This I Believe

Vladislava - Medina, Ohio
Entered on December 4, 2006

I moved to the United States at the age of eleven from Russia, bringing with me a severely limited English vocabulary. The only conversation I was able to hold had to include pictures and hand signals. My parents decided that the fastest way for me to learn English was to put me in an environment where it would be necessary to speak the language in order to operate. So, there I went to a regular, public middle school.

As many people do in the beginning, I held an optimistic view for the new customs, people, and language. And as for many people, it faded away soon. I began to come home frustrated with the fact that I did not understand the material being taught, and being an honor student in my native country, I was not accustomed to the slipping grades. I had difficulty communicating with my peers, because of the inability to express my thoughts and opinions in words. The new lifestyle was difficult to embrace at first as well, and it was not long before I wished I was back home.

After a couple of months of the same routine, I was appointed to eight grade English teacher, Mrs. Wilhelm. She was a middle-aged woman who taught regular and honors English, and her new task was to teach me English. Every day I would come during my study hall and she would hand me an elementary level English book, and would give me the task of matching the pictures with the right words. While I was grateful for having her take her time and teach me, I felt embarrassed and humiliated in presence of others when I held the books I thought were childish.
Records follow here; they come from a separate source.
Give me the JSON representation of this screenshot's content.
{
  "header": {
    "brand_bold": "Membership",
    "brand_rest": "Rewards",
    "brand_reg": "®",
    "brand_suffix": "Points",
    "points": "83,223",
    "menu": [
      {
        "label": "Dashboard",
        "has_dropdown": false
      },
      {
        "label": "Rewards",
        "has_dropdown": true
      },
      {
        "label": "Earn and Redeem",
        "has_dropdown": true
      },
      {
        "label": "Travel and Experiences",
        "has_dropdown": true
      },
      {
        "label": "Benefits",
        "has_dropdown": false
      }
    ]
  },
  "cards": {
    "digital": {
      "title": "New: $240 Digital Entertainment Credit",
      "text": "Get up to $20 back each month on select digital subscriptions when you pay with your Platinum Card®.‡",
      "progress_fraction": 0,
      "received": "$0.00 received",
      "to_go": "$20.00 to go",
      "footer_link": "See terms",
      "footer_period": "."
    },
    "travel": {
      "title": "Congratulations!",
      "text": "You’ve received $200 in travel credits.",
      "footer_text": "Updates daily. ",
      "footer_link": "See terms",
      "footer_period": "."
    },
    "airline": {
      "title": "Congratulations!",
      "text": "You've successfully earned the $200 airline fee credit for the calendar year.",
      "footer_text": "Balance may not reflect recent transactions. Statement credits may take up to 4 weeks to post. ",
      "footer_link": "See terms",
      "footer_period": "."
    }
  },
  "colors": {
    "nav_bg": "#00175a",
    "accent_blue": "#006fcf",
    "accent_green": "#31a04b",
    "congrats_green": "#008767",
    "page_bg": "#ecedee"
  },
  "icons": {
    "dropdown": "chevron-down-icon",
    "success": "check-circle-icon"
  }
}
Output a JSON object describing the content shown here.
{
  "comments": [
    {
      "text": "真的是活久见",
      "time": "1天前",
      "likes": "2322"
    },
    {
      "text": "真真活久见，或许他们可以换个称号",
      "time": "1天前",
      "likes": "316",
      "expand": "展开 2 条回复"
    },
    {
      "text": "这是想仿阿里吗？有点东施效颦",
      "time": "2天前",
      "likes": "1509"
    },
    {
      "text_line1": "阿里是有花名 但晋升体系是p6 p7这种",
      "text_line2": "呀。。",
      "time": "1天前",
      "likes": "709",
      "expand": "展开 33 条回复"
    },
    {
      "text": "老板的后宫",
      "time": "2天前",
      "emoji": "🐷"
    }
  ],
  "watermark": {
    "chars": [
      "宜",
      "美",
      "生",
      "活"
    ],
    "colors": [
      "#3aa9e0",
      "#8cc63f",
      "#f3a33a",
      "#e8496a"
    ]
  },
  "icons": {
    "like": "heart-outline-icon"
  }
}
After a few weeks of no significant progress, Mrs. Wilhelm confronted me personally. She said if I wanted to progress my understanding in English I had to try harder, because the only way to get better at something is to practice and practice. Her statement was simple and clear, yet it made me question whether the reason I was not learning was because I did not try hard enough or simply was not smart enough. When I thought about it in the evening I decided that it did not matter whether I was smart enough or not, because if I would never try and practice I will never be able to achieve my goal. I still maintain this philosophy to this day, because I learned that practice makes everything better and intelligence just helps along the way.